• _Brief_:
Copy out every line of the records in which "JSON" can be found.

● ● ● ●

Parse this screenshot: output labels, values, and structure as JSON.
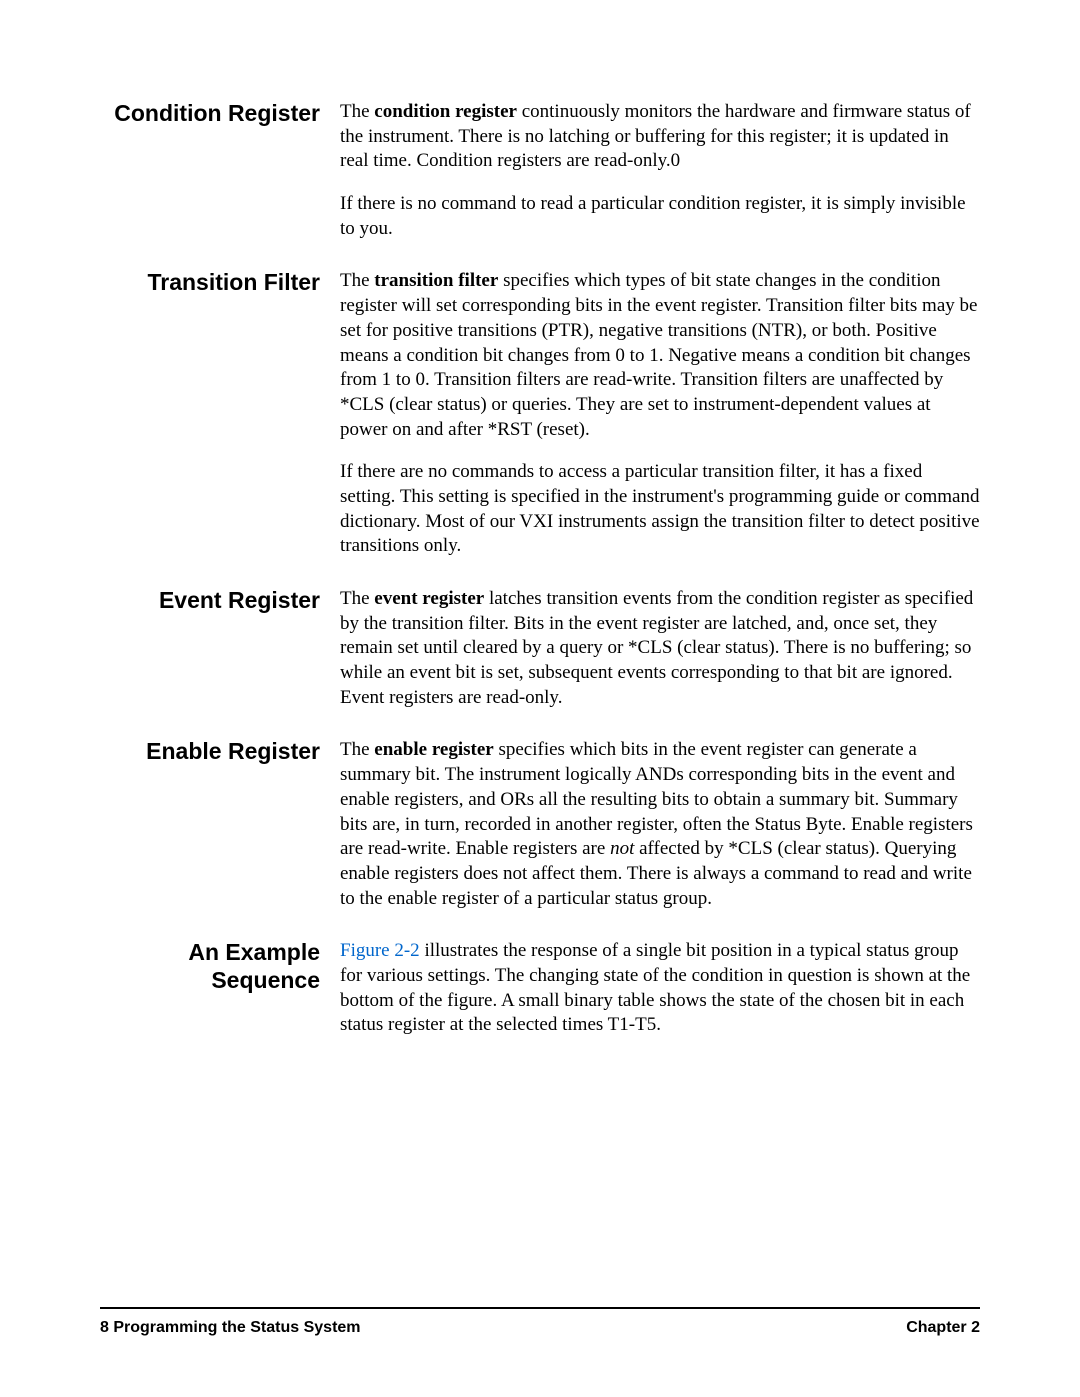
{
  "sections": {
    "condition": {
      "heading": "Condition Register",
      "p1a": "The ",
      "p1b": "condition register",
      "p1c": " continuously monitors the hardware and firmware status of the instrument.  There is no latching or buffering for this register; it is updated in real time.  Condition registers are read-only.0",
      "p2": "If there is no command to read a particular condition register, it is simply invisible to you."
    },
    "transition": {
      "heading": "Transition Filter",
      "p1a": "The ",
      "p1b": "transition filter",
      "p1c": " specifies which types of bit state changes in the condition register will set corresponding bits in the event register.  Transition filter bits may be set for positive transitions (PTR), negative transitions (NTR), or both.  Positive means a condition bit changes from 0 to 1.  Negative means a condition bit changes from 1 to 0.  Transition filters are read-write.  Transition filters are unaffected by *CLS (clear status) or queries.  They are set to instrument-dependent values at power on and after *RST (reset).",
      "p2": "If there are no commands to access a particular transition filter, it has a fixed setting.  This setting is specified in the instrument's programming guide or command dictionary.  Most of our VXI instruments assign the transition filter to detect positive transitions only."
    },
    "event": {
      "heading": "Event Register",
      "p1a": "The ",
      "p1b": "event register",
      "p1c": " latches transition events from the condition register as specified by the transition filter.  Bits in the event register are latched, and, once set, they remain set until cleared by a query or *CLS (clear status).  There is no buffering; so while an event bit is set, subsequent events corresponding to that bit are ignored.  Event registers are read-only."
    },
    "enable": {
      "heading": "Enable Register",
      "p1a": "The ",
      "p1b": "enable register",
      "p1c": " specifies which bits in the event register can generate a summary bit.  The instrument logically ANDs corresponding bits in the event and enable registers, and ORs all the resulting bits to obtain a summary bit.  Summary bits are, in turn, recorded in another register, often the Status Byte.  Enable registers are read-write.  Enable registers are ",
      "p1d": "not",
      "p1e": " affected by *CLS (clear status).  Querying enable registers does not affect them.  There is always a command to read and write to the enable register of a particular status group."
    },
    "example": {
      "heading": "An Example Sequence",
      "p1a": "Figure 2-2",
      "p1b": " illustrates the response of a single bit position in a typical status group for various settings.  The changing state of the condition in question is shown at the bottom of the figure.  A small binary table shows the state of the chosen bit in each status register at the selected times T1-T5."
    }
  },
  "footer": {
    "left_page": "8",
    "left_title": "   Programming the Status System",
    "right": "Chapter 2"
  }
}
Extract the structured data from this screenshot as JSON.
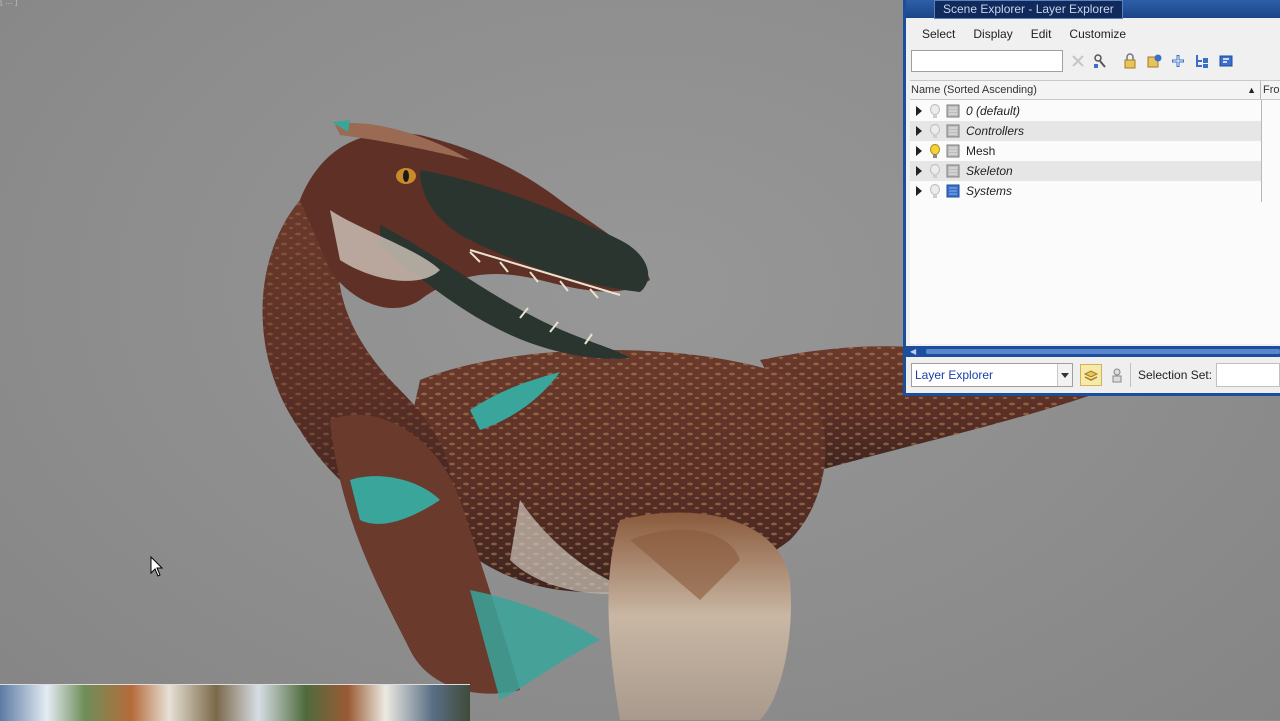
{
  "viewport": {
    "label": "[ ... ]"
  },
  "scene_explorer": {
    "title": "Scene Explorer - Layer Explorer",
    "menu": [
      "Select",
      "Display",
      "Edit",
      "Customize"
    ],
    "search": {
      "value": "",
      "placeholder": ""
    },
    "columns": {
      "name": "Name (Sorted Ascending)",
      "frozen": "Fro"
    },
    "layers": [
      {
        "label": "0 (default)",
        "italic": true,
        "light": "off",
        "icon": "layer-gray"
      },
      {
        "label": "Controllers",
        "italic": true,
        "light": "off",
        "icon": "layer-gray"
      },
      {
        "label": "Mesh",
        "italic": false,
        "light": "on",
        "icon": "layer-gray"
      },
      {
        "label": "Skeleton",
        "italic": true,
        "light": "off",
        "icon": "layer-gray"
      },
      {
        "label": "Systems",
        "italic": true,
        "light": "off",
        "icon": "layer-blue"
      }
    ],
    "explorer_type": "Layer Explorer",
    "selection_set_label": "Selection Set:"
  },
  "colors": {
    "title_bar": "#1b4489",
    "accent_blue": "#1d4e9e",
    "viewport_bg": "#8f8f8f",
    "dino_body": "#5a2f26",
    "dino_beak": "#2a3530",
    "feather_teal": "#3aa59b"
  }
}
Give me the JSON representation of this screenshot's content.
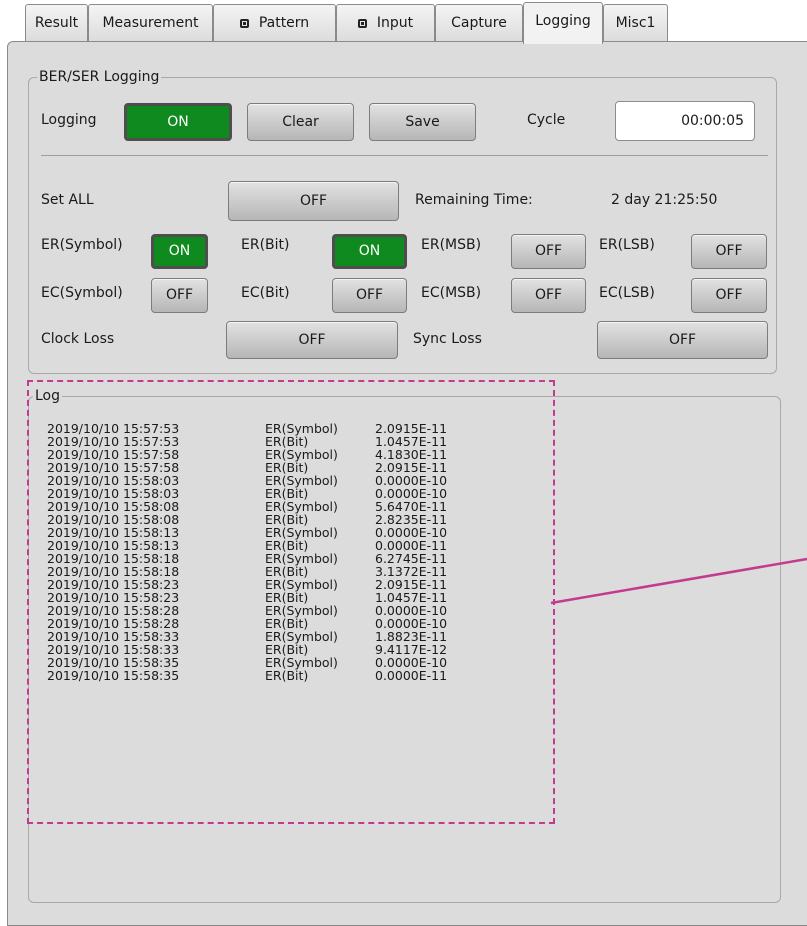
{
  "tabs": [
    {
      "label": "Result",
      "icon": null
    },
    {
      "label": "Measurement",
      "icon": null
    },
    {
      "label": "Pattern",
      "icon": "square-indicator-icon"
    },
    {
      "label": "Input",
      "icon": "square-indicator-icon"
    },
    {
      "label": "Capture",
      "icon": null
    },
    {
      "label": "Logging",
      "icon": null,
      "active": true
    },
    {
      "label": "Misc1",
      "icon": null
    }
  ],
  "ber_group": {
    "title": "BER/SER Logging",
    "logging_label": "Logging",
    "logging_state": "ON",
    "clear_label": "Clear",
    "save_label": "Save",
    "cycle_label": "Cycle",
    "cycle_value": "00:00:05",
    "set_all_label": "Set ALL",
    "set_all_state": "OFF",
    "remaining_label": "Remaining Time:",
    "remaining_value": "2 day 21:25:50",
    "er_symbol_label": "ER(Symbol)",
    "er_symbol_state": "ON",
    "er_bit_label": "ER(Bit)",
    "er_bit_state": "ON",
    "er_msb_label": "ER(MSB)",
    "er_msb_state": "OFF",
    "er_lsb_label": "ER(LSB)",
    "er_lsb_state": "OFF",
    "ec_symbol_label": "EC(Symbol)",
    "ec_symbol_state": "OFF",
    "ec_bit_label": "EC(Bit)",
    "ec_bit_state": "OFF",
    "ec_msb_label": "EC(MSB)",
    "ec_msb_state": "OFF",
    "ec_lsb_label": "EC(LSB)",
    "ec_lsb_state": "OFF",
    "clock_loss_label": "Clock Loss",
    "clock_loss_state": "OFF",
    "sync_loss_label": "Sync Loss",
    "sync_loss_state": "OFF"
  },
  "log": {
    "title": "Log",
    "rows": [
      [
        "2019/10/10 15:57:53",
        "ER(Symbol)",
        "2.0915E-11"
      ],
      [
        "2019/10/10 15:57:53",
        "ER(Bit)",
        "1.0457E-11"
      ],
      [
        "2019/10/10 15:57:58",
        "ER(Symbol)",
        "4.1830E-11"
      ],
      [
        "2019/10/10 15:57:58",
        "ER(Bit)",
        "2.0915E-11"
      ],
      [
        "2019/10/10 15:58:03",
        "ER(Symbol)",
        "0.0000E-10"
      ],
      [
        "2019/10/10 15:58:03",
        "ER(Bit)",
        "0.0000E-10"
      ],
      [
        "2019/10/10 15:58:08",
        "ER(Symbol)",
        "5.6470E-11"
      ],
      [
        "2019/10/10 15:58:08",
        "ER(Bit)",
        "2.8235E-11"
      ],
      [
        "2019/10/10 15:58:13",
        "ER(Symbol)",
        "0.0000E-10"
      ],
      [
        "2019/10/10 15:58:13",
        "ER(Bit)",
        "0.0000E-11"
      ],
      [
        "2019/10/10 15:58:18",
        "ER(Symbol)",
        "6.2745E-11"
      ],
      [
        "2019/10/10 15:58:18",
        "ER(Bit)",
        "3.1372E-11"
      ],
      [
        "2019/10/10 15:58:23",
        "ER(Symbol)",
        "2.0915E-11"
      ],
      [
        "2019/10/10 15:58:23",
        "ER(Bit)",
        "1.0457E-11"
      ],
      [
        "2019/10/10 15:58:28",
        "ER(Symbol)",
        "0.0000E-10"
      ],
      [
        "2019/10/10 15:58:28",
        "ER(Bit)",
        "0.0000E-10"
      ],
      [
        "2019/10/10 15:58:33",
        "ER(Symbol)",
        "1.8823E-11"
      ],
      [
        "2019/10/10 15:58:33",
        "ER(Bit)",
        "9.4117E-12"
      ],
      [
        "2019/10/10 15:58:35",
        "ER(Symbol)",
        "0.0000E-10"
      ],
      [
        "2019/10/10 15:58:35",
        "ER(Bit)",
        "0.0000E-11"
      ]
    ]
  },
  "colors": {
    "on_green": "#0f8a1f",
    "panel_gray": "#dcdcdc",
    "annotation_magenta": "#c33a8e"
  }
}
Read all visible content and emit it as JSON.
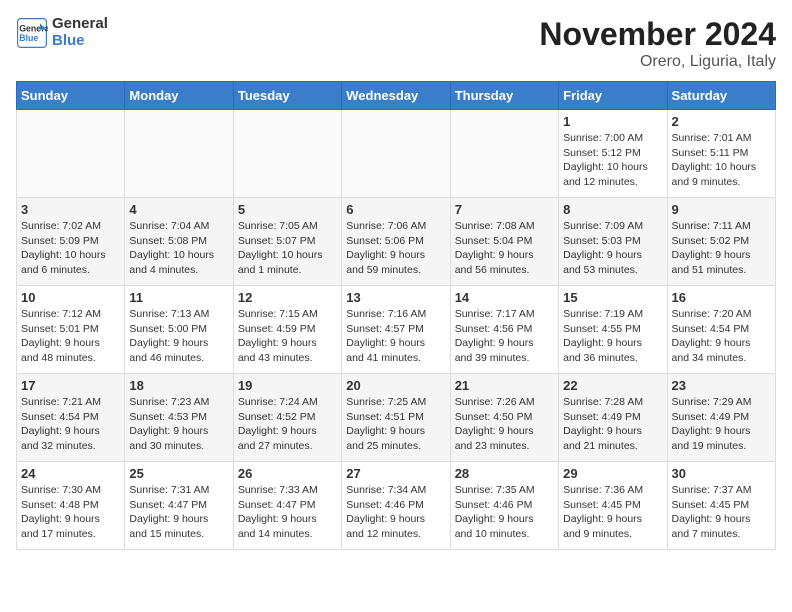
{
  "logo": {
    "text_general": "General",
    "text_blue": "Blue"
  },
  "title": "November 2024",
  "subtitle": "Orero, Liguria, Italy",
  "weekdays": [
    "Sunday",
    "Monday",
    "Tuesday",
    "Wednesday",
    "Thursday",
    "Friday",
    "Saturday"
  ],
  "weeks": [
    [
      {
        "day": "",
        "info": ""
      },
      {
        "day": "",
        "info": ""
      },
      {
        "day": "",
        "info": ""
      },
      {
        "day": "",
        "info": ""
      },
      {
        "day": "",
        "info": ""
      },
      {
        "day": "1",
        "info": "Sunrise: 7:00 AM\nSunset: 5:12 PM\nDaylight: 10 hours\nand 12 minutes."
      },
      {
        "day": "2",
        "info": "Sunrise: 7:01 AM\nSunset: 5:11 PM\nDaylight: 10 hours\nand 9 minutes."
      }
    ],
    [
      {
        "day": "3",
        "info": "Sunrise: 7:02 AM\nSunset: 5:09 PM\nDaylight: 10 hours\nand 6 minutes."
      },
      {
        "day": "4",
        "info": "Sunrise: 7:04 AM\nSunset: 5:08 PM\nDaylight: 10 hours\nand 4 minutes."
      },
      {
        "day": "5",
        "info": "Sunrise: 7:05 AM\nSunset: 5:07 PM\nDaylight: 10 hours\nand 1 minute."
      },
      {
        "day": "6",
        "info": "Sunrise: 7:06 AM\nSunset: 5:06 PM\nDaylight: 9 hours\nand 59 minutes."
      },
      {
        "day": "7",
        "info": "Sunrise: 7:08 AM\nSunset: 5:04 PM\nDaylight: 9 hours\nand 56 minutes."
      },
      {
        "day": "8",
        "info": "Sunrise: 7:09 AM\nSunset: 5:03 PM\nDaylight: 9 hours\nand 53 minutes."
      },
      {
        "day": "9",
        "info": "Sunrise: 7:11 AM\nSunset: 5:02 PM\nDaylight: 9 hours\nand 51 minutes."
      }
    ],
    [
      {
        "day": "10",
        "info": "Sunrise: 7:12 AM\nSunset: 5:01 PM\nDaylight: 9 hours\nand 48 minutes."
      },
      {
        "day": "11",
        "info": "Sunrise: 7:13 AM\nSunset: 5:00 PM\nDaylight: 9 hours\nand 46 minutes."
      },
      {
        "day": "12",
        "info": "Sunrise: 7:15 AM\nSunset: 4:59 PM\nDaylight: 9 hours\nand 43 minutes."
      },
      {
        "day": "13",
        "info": "Sunrise: 7:16 AM\nSunset: 4:57 PM\nDaylight: 9 hours\nand 41 minutes."
      },
      {
        "day": "14",
        "info": "Sunrise: 7:17 AM\nSunset: 4:56 PM\nDaylight: 9 hours\nand 39 minutes."
      },
      {
        "day": "15",
        "info": "Sunrise: 7:19 AM\nSunset: 4:55 PM\nDaylight: 9 hours\nand 36 minutes."
      },
      {
        "day": "16",
        "info": "Sunrise: 7:20 AM\nSunset: 4:54 PM\nDaylight: 9 hours\nand 34 minutes."
      }
    ],
    [
      {
        "day": "17",
        "info": "Sunrise: 7:21 AM\nSunset: 4:54 PM\nDaylight: 9 hours\nand 32 minutes."
      },
      {
        "day": "18",
        "info": "Sunrise: 7:23 AM\nSunset: 4:53 PM\nDaylight: 9 hours\nand 30 minutes."
      },
      {
        "day": "19",
        "info": "Sunrise: 7:24 AM\nSunset: 4:52 PM\nDaylight: 9 hours\nand 27 minutes."
      },
      {
        "day": "20",
        "info": "Sunrise: 7:25 AM\nSunset: 4:51 PM\nDaylight: 9 hours\nand 25 minutes."
      },
      {
        "day": "21",
        "info": "Sunrise: 7:26 AM\nSunset: 4:50 PM\nDaylight: 9 hours\nand 23 minutes."
      },
      {
        "day": "22",
        "info": "Sunrise: 7:28 AM\nSunset: 4:49 PM\nDaylight: 9 hours\nand 21 minutes."
      },
      {
        "day": "23",
        "info": "Sunrise: 7:29 AM\nSunset: 4:49 PM\nDaylight: 9 hours\nand 19 minutes."
      }
    ],
    [
      {
        "day": "24",
        "info": "Sunrise: 7:30 AM\nSunset: 4:48 PM\nDaylight: 9 hours\nand 17 minutes."
      },
      {
        "day": "25",
        "info": "Sunrise: 7:31 AM\nSunset: 4:47 PM\nDaylight: 9 hours\nand 15 minutes."
      },
      {
        "day": "26",
        "info": "Sunrise: 7:33 AM\nSunset: 4:47 PM\nDaylight: 9 hours\nand 14 minutes."
      },
      {
        "day": "27",
        "info": "Sunrise: 7:34 AM\nSunset: 4:46 PM\nDaylight: 9 hours\nand 12 minutes."
      },
      {
        "day": "28",
        "info": "Sunrise: 7:35 AM\nSunset: 4:46 PM\nDaylight: 9 hours\nand 10 minutes."
      },
      {
        "day": "29",
        "info": "Sunrise: 7:36 AM\nSunset: 4:45 PM\nDaylight: 9 hours\nand 9 minutes."
      },
      {
        "day": "30",
        "info": "Sunrise: 7:37 AM\nSunset: 4:45 PM\nDaylight: 9 hours\nand 7 minutes."
      }
    ]
  ]
}
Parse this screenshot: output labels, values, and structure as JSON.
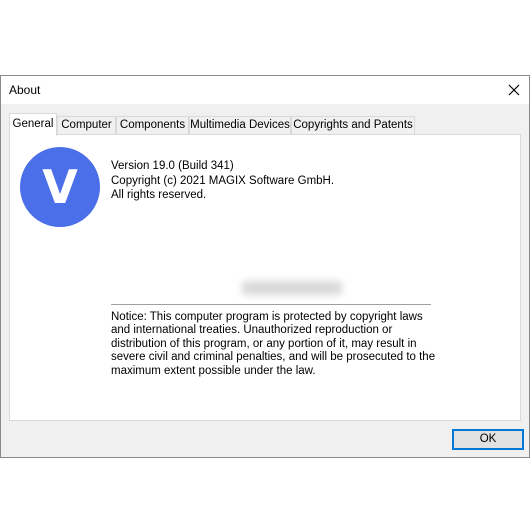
{
  "window": {
    "title": "About",
    "close_icon": "close-icon"
  },
  "tabs": [
    {
      "label": "General",
      "active": true
    },
    {
      "label": "Computer",
      "active": false
    },
    {
      "label": "Components",
      "active": false
    },
    {
      "label": "Multimedia Devices",
      "active": false
    },
    {
      "label": "Copyrights and Patents",
      "active": false
    }
  ],
  "general": {
    "logo_letter": "V",
    "logo_color": "#4a6fe8",
    "version": "Version 19.0 (Build 341)",
    "copyright": "Copyright (c) 2021 MAGIX Software GmbH.",
    "rights": "All rights reserved.",
    "notice": "Notice: This computer program is protected by copyright laws and international treaties. Unauthorized reproduction or distribution of this program, or any portion of it, may result in severe civil and criminal penalties, and will be prosecuted to the maximum extent possible under the law."
  },
  "buttons": {
    "ok_label": "OK",
    "accent": "#0078d7"
  }
}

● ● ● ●

• _Answer area_:
Parse this screenshot: output labels, values, and structure as JSON.
Extract the structured data from this screenshot as JSON.
Give me the JSON representation of this screenshot's content.
Read all visible content and emit it as JSON.
Parse this screenshot: output labels, values, and structure as JSON.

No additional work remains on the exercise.